The world is desperately in need of some good news at the moment, so let’s turn our attention to unfamiliar territory in the form of Ivory Coast (also Côte d’Ivoire) in West Africa.
West Africa mostly flies under the radar as far as our media are concerned, but as far as the fortunes of democracy are concerned it has followed the same pattern as most of the rest of the world: a period of significant gains in the 1990s, followed by stalling and occasional backsliding in the last decade.
There have been success stories as well, such as the departure of Gambia’s autocrat Yahya Jammeh three years ago. But democratic decay has often taken the form of leaders who were elected more or less democratically finding creative ways to avoid term limits and stay in power.
Which brings us to Alassane Ouattara, president of Ivory Coast, who was first elected in 2010. He was unable to take office, however, until the following year, having to first win a short civil war against his predecessor, Laurent Gbagbo, who refused to yield the job peacefully.
Ouattara was re-elected in a landslide in 2015. Presidents are limited to two consecutive terms, but after the adoption of a new constitution in 2016, Ouattara expressed the view that this had reset the clock for term limits – a common tactic for autocrats, used by, for example, former president Evo Morales in Bolivia.
Here, however, Ouattara departed from the script. With elections due in October, he announced earlier this month that he would not be a candidate, and subsequently endorsed his prime minister and party colleague, Amadou Gon Coulibaly.
The move is not just welcome in its own right, but it sets a powerful example for the region. In neighboring Guinea, 82-year-old president Alpha Condé, facing the same term limit, has been working hard to evade it. As the BBC’s James Copnall reports:
According to one person who was in the room in Yamoussoukro [the Ivory Coast capital], a Guinean minister telephoned an Ivorian counterpart just after Mr Ouattara made his announcement to express his dismay at the impact it might have on Mr Condé’s attempt to remain in office in Guinea.
Politics in West Africa is not for the faint-hearted. Like many countries in the region, Ivory Coast is plagued by ethnic and religious divisions, which helped produce both the civil war of 2010-11 and an earlier, longer version in 2002-07. The advent of the coronavirus Covid-19 now threatens further devastation.
Ouattara, whose Rally of the Republicans is one of the few liberal parties in power (or anywhere near it) in Africa, seems to have been more successful than most in promoting economic growth and development while keeping a lid on his country’s worst problems.

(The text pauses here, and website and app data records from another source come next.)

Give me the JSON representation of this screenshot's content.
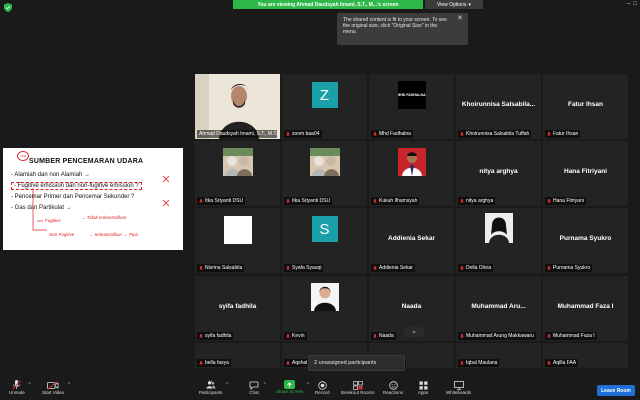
{
  "topbar": {
    "viewing_banner": "You are viewing Ahmad Daudsyah Imami, S.T., M...'s screen",
    "view_options": "View Options"
  },
  "tooltip": {
    "text": "The shared content is fit to your screen. To see the original size, click \"Original Size\" in the menu."
  },
  "shared_screen": {
    "badge": "TAH",
    "title": "SUMBER PENCEMARAN UDARA",
    "bullets": [
      "- Alamiah dan non Alamiah →",
      "- Fugitive emission dan non-fugitive emission ?",
      "- Pencemar Primer dan Pencemar Sekunder ?",
      "- Gas dan Partikulat →"
    ],
    "handwriting": [
      "Fugitive",
      "→ Tidak terkontrol/kan",
      "Non Fugitive",
      "→ terkontrol/kan → Pipa"
    ]
  },
  "gallery": {
    "tiles": [
      {
        "label": "Ahmad Daudsyah Imami, S.T., M.T.",
        "big": "",
        "kind": "video-main",
        "active": true,
        "muted": false
      },
      {
        "label": "zoom baa04",
        "big": "",
        "kind": "letter",
        "letter": "Z",
        "muted": true
      },
      {
        "label": "Mhd Fadhalna",
        "big": "",
        "kind": "logo",
        "logo_text": "MHD FADHALNA",
        "muted": true
      },
      {
        "label": "Khoirunnisa Salsabila Tuffah",
        "big": "Khoirunnisa  Salsabila...",
        "kind": "name",
        "muted": true
      },
      {
        "label": "Fatur Ihsan",
        "big": "Fatur Ihsan",
        "kind": "name",
        "muted": true
      },
      {
        "label": "Itka Sriyanti DSU",
        "big": "",
        "kind": "photo-group",
        "muted": true
      },
      {
        "label": "Itka Sriyanti DSU",
        "big": "",
        "kind": "photo-group",
        "muted": true
      },
      {
        "label": "Kukuh Ilhamsyah",
        "big": "",
        "kind": "photo-red",
        "muted": true
      },
      {
        "label": "nitya arghya",
        "big": "nitya arghya",
        "kind": "name",
        "muted": true
      },
      {
        "label": "Hana Fitriyani",
        "big": "Hana Fitriyani",
        "kind": "name",
        "muted": true
      },
      {
        "label": "Nisrina Salsabila",
        "big": "",
        "kind": "white",
        "muted": true
      },
      {
        "label": "Syafa Syauqi",
        "big": "",
        "kind": "letter",
        "letter": "S",
        "muted": true
      },
      {
        "label": "Addienia Sekar",
        "big": "Addienia Sekar",
        "kind": "name",
        "muted": true
      },
      {
        "label": "Della Olivia",
        "big": "",
        "kind": "photo-bw",
        "muted": true
      },
      {
        "label": "Purnama Syukro",
        "big": "Purnama Syukro",
        "kind": "name",
        "muted": true
      },
      {
        "label": "syifa fadhila",
        "big": "syifa fadhila",
        "kind": "name",
        "muted": true
      },
      {
        "label": "Kevin",
        "big": "",
        "kind": "photo-white",
        "muted": true
      },
      {
        "label": "Naada",
        "big": "Naada",
        "kind": "name",
        "muted": true
      },
      {
        "label": "Muhammad Arung Makkawaru",
        "big": "Muhammad  Aru...",
        "kind": "name",
        "muted": true
      },
      {
        "label": "Muhammad Faza I",
        "big": "Muhammad Faza I",
        "kind": "name",
        "muted": true
      },
      {
        "label": "bella fasya",
        "big": "bella fasya",
        "kind": "name",
        "muted": true
      },
      {
        "label": "Aqshal IF",
        "big": "Aqshal IF",
        "kind": "name",
        "muted": true
      },
      {
        "label": "Fatur Ihsan",
        "big": "Fatur Ihsan",
        "kind": "name",
        "muted": true
      },
      {
        "label": "Iqbal Maulana",
        "big": "Iqbal Maulana",
        "kind": "name",
        "muted": true
      },
      {
        "label": "Aqilla FAA",
        "big": "Aqilla FAA",
        "kind": "name",
        "muted": true
      }
    ]
  },
  "breakout": {
    "unassigned": "2 unassigned participants"
  },
  "toolbar": {
    "unmute": "Unmute",
    "start_video": "Start Video",
    "participants": "Participants",
    "participants_count": "44",
    "chat": "Chat",
    "share_screen": "Share Screen",
    "record": "Record",
    "breakout_rooms": "Breakout Rooms",
    "reactions": "Reactions",
    "apps": "Apps",
    "whiteboards": "Whiteboards",
    "leave": "Leave Room"
  },
  "colors": {
    "banner_green": "#2fb84a",
    "active_yellow": "#ded13f",
    "leave_blue": "#1f6fd6",
    "muted_red": "#e02f2f"
  }
}
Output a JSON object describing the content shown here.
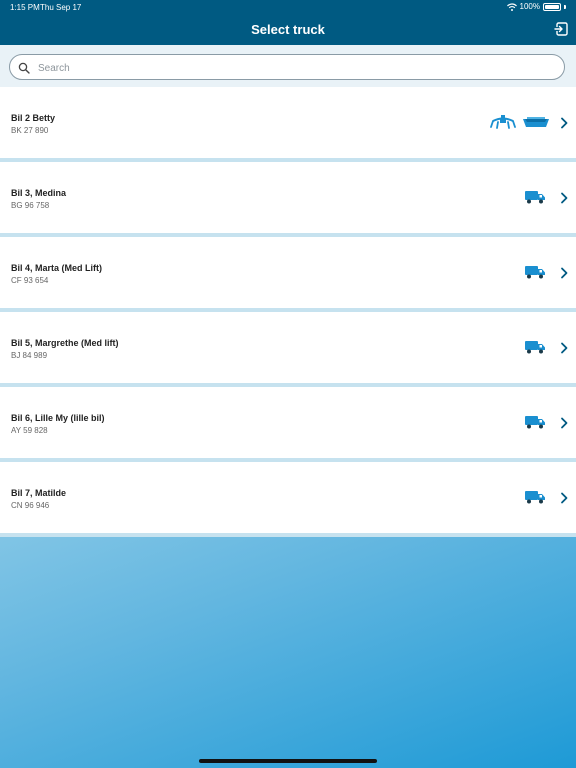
{
  "status_bar": {
    "time": "1:15 PM",
    "date": "Thu Sep 17",
    "battery": "100%"
  },
  "header": {
    "title": "Select truck"
  },
  "search": {
    "placeholder": "Search",
    "value": ""
  },
  "trucks": [
    {
      "name": "Bil 2 Betty",
      "plate": "BK 27 890",
      "icons": [
        "crane-icon",
        "boat-icon"
      ]
    },
    {
      "name": "Bil 3, Medina",
      "plate": "BG 96 758",
      "icons": [
        "truck-icon"
      ]
    },
    {
      "name": "Bil 4, Marta (Med Lift)",
      "plate": "CF 93 654",
      "icons": [
        "truck-icon"
      ]
    },
    {
      "name": "Bil 5, Margrethe (Med lift)",
      "plate": "BJ 84 989",
      "icons": [
        "truck-icon"
      ]
    },
    {
      "name": "Bil 6, Lille My (lille bil)",
      "plate": "AY 59 828",
      "icons": [
        "truck-icon"
      ]
    },
    {
      "name": "Bil 7, Matilde",
      "plate": "CN 96 946",
      "icons": [
        "truck-icon"
      ]
    }
  ],
  "colors": {
    "header": "#005a82",
    "icon_blue": "#1a8fd0",
    "chevron": "#005a82"
  }
}
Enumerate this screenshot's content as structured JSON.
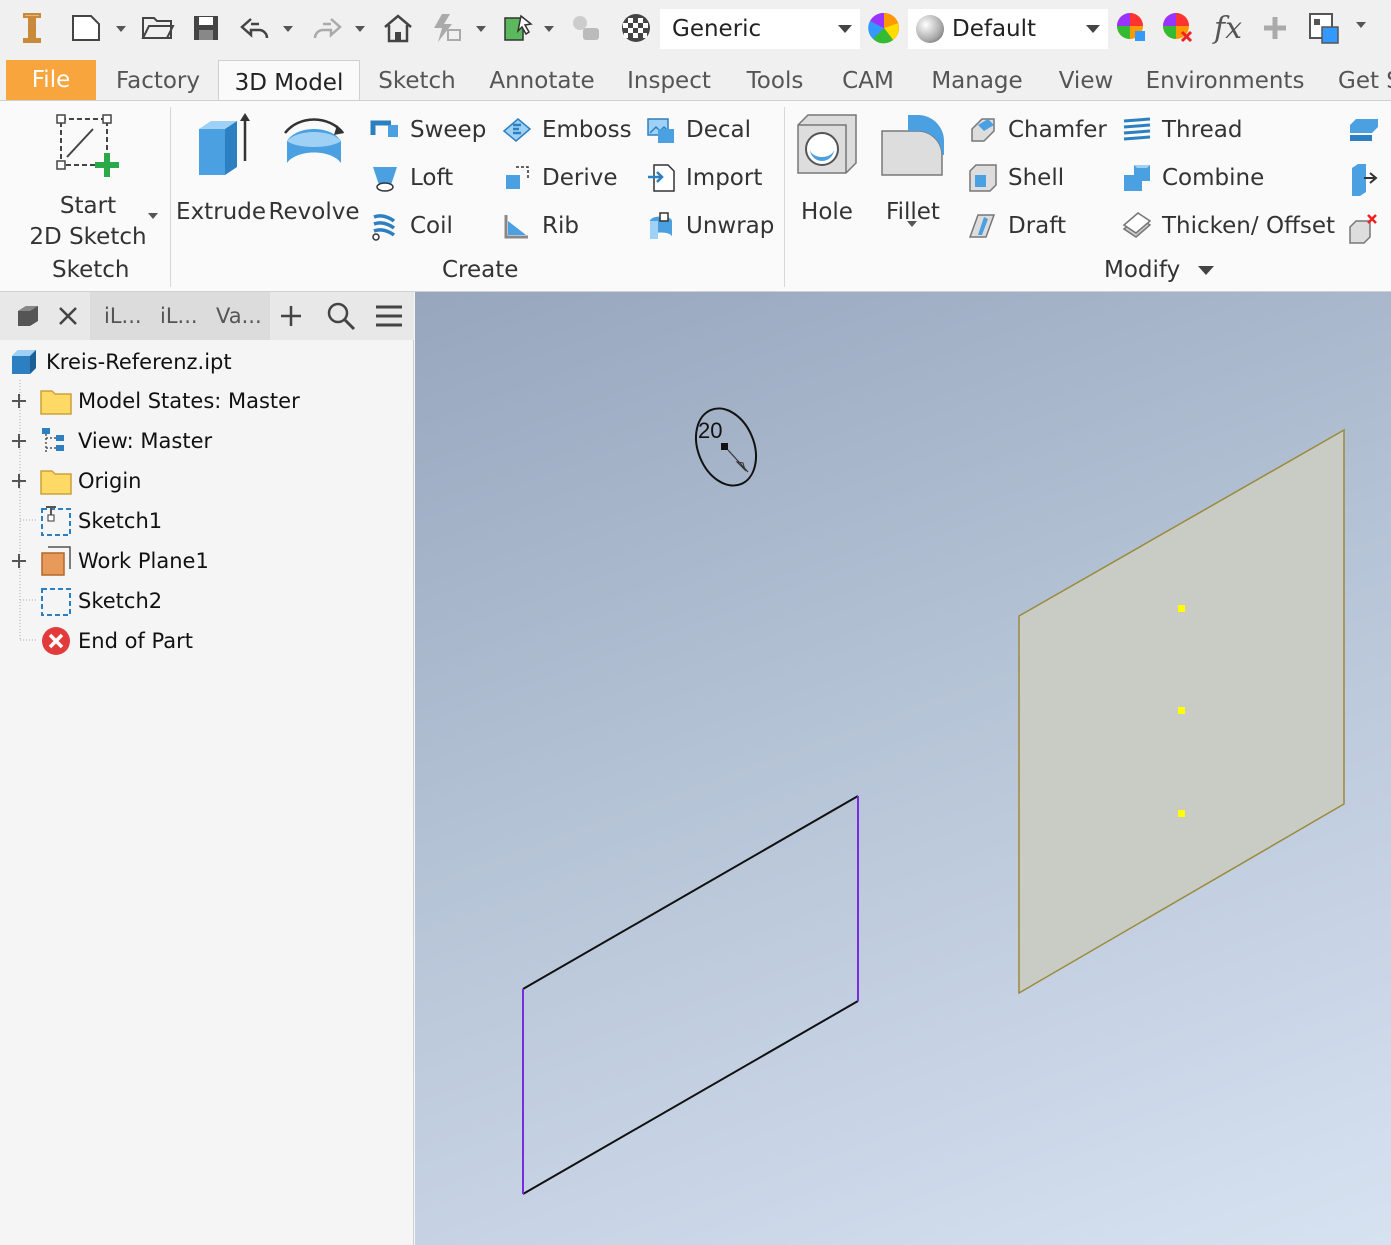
{
  "qat": {
    "material": "Generic",
    "appearance": "Default"
  },
  "tabs": [
    "File",
    "Factory",
    "3D Model",
    "Sketch",
    "Annotate",
    "Inspect",
    "Tools",
    "CAM",
    "Manage",
    "View",
    "Environments",
    "Get S"
  ],
  "ribbon": {
    "sketch_group": {
      "start_line1": "Start",
      "start_line2": "2D Sketch",
      "label": "Sketch"
    },
    "create_group": {
      "extrude": "Extrude",
      "revolve": "Revolve",
      "sweep": "Sweep",
      "loft": "Loft",
      "coil": "Coil",
      "emboss": "Emboss",
      "derive": "Derive",
      "rib": "Rib",
      "decal": "Decal",
      "import": "Import",
      "unwrap": "Unwrap",
      "label": "Create"
    },
    "modify_group": {
      "hole": "Hole",
      "fillet": "Fillet",
      "chamfer": "Chamfer",
      "shell": "Shell",
      "draft": "Draft",
      "thread": "Thread",
      "combine": "Combine",
      "thicken": "Thicken/ Offset",
      "label": "Modify"
    }
  },
  "browser": {
    "tabs": [
      "iL...",
      "iL...",
      "Va..."
    ],
    "root": "Kreis-Referenz.ipt",
    "items": [
      {
        "label": "Model States: Master"
      },
      {
        "label": "View: Master"
      },
      {
        "label": "Origin"
      },
      {
        "label": "Sketch1"
      },
      {
        "label": "Work Plane1"
      },
      {
        "label": "Sketch2"
      },
      {
        "label": "End of Part"
      }
    ]
  },
  "viewport": {
    "dimension_value": "20"
  },
  "colors": {
    "file_tab": "#f7a53c",
    "workplane_fill": "#c9ccc4",
    "workplane_edge": "#9a8a3a",
    "sketch_line": "#111111",
    "sketch_edge_highlight": "#7a2be0",
    "point_marker": "#ffff00"
  }
}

A peaceful handover of power later in the year would be another major contribution.